Where families are in-migrants, guest-workers or refugees, there may be little support for the home language in the community or in formal schooling. When such parents feel isolated, there is sometimes the tendency to feel like giving up the heritage language and speaking the regional majority language to the child. The pressure in the community tends to be to speak in the language of the region rather than a foreign language. The answer is that bilingualism inside the child can be effectively sustained through the language of the home being different from the language of the community.
Yet for the child's sake, consideration needs giving to achieving an approximate balance within the family between the two languages.
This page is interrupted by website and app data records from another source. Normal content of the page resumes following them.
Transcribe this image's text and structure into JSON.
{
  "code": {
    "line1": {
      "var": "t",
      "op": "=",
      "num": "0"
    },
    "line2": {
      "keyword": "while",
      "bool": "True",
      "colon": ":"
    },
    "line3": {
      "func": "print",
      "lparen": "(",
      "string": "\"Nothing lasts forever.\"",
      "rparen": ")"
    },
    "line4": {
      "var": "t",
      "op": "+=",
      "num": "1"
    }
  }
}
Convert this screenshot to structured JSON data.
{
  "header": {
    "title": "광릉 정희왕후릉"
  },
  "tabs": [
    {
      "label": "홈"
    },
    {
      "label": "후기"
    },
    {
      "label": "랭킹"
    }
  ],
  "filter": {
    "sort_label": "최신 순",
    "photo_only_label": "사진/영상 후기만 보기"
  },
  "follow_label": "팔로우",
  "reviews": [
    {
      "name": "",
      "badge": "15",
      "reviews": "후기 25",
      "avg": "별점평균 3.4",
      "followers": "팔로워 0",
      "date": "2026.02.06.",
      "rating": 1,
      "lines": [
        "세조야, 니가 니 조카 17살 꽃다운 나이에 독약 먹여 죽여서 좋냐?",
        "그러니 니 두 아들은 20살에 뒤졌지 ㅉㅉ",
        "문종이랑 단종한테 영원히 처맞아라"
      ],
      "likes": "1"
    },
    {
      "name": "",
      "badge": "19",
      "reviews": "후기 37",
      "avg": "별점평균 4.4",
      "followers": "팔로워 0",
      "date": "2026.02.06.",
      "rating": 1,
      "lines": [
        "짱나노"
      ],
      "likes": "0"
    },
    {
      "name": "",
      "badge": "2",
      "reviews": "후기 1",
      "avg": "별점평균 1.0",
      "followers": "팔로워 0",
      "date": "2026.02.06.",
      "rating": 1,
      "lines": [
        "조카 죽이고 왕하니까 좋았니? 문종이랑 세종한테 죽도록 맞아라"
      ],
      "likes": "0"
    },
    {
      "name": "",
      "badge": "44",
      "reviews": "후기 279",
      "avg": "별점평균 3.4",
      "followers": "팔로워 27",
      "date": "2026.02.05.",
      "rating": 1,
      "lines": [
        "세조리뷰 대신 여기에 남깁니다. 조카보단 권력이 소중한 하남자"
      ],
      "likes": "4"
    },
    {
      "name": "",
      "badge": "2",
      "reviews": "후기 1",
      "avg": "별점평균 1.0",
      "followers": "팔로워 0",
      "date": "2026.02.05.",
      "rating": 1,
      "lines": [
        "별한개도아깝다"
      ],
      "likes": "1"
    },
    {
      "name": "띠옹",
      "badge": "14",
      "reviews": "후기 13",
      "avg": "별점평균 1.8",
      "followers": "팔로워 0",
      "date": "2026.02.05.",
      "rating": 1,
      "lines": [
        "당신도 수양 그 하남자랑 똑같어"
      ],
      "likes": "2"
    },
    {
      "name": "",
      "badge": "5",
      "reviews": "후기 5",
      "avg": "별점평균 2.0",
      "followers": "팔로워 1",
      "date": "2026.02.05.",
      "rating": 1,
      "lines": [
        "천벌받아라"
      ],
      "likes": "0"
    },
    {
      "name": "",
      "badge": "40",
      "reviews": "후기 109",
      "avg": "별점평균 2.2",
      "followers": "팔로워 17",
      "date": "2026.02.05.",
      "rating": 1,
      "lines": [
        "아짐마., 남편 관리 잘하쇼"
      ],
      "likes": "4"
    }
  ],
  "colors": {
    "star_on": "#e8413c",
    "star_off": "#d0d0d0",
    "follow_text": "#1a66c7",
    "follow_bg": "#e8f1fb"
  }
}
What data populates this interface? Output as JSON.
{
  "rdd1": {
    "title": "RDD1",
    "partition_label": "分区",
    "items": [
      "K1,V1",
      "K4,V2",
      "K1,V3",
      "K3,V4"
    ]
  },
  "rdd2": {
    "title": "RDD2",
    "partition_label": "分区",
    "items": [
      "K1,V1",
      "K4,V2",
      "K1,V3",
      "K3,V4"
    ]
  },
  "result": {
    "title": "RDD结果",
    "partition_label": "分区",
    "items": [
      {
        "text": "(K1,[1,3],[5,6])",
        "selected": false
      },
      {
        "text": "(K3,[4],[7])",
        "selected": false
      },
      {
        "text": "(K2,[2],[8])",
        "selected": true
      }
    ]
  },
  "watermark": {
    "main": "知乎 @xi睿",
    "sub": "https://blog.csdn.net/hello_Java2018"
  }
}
If, for example, the child hears one language for 80% of the time, and a second language for only 20% from the father, then the husband and wife may consciously choose to use the lesser heard language in front of the child. One important example of the value of the father (and/or mother) using a minority language is when the children are in their teenage years. If a parent speaks the majority language inaccurately with a 'foreign' accent, the teenager may be embarrassed.
Another example is where the child is learning one language at home, the other language in a playgroup, school or community (see E1). There are other situations that are less likely to promote bilingualism. For example, if the father is away from the home for long periods and he is the source of minority language experience for the child, uneven growth in language may occur. When the child is in nursery school all day, and only hears the home language for a short time in the evening and at weekends, parents will find creating bilingualism a challenge requiring effort and enterprise.
A Parents' and Teachers' Guide to Bilingualism, 2nd ed (Parents' and Teachers' Guides, 1) by Colin Baker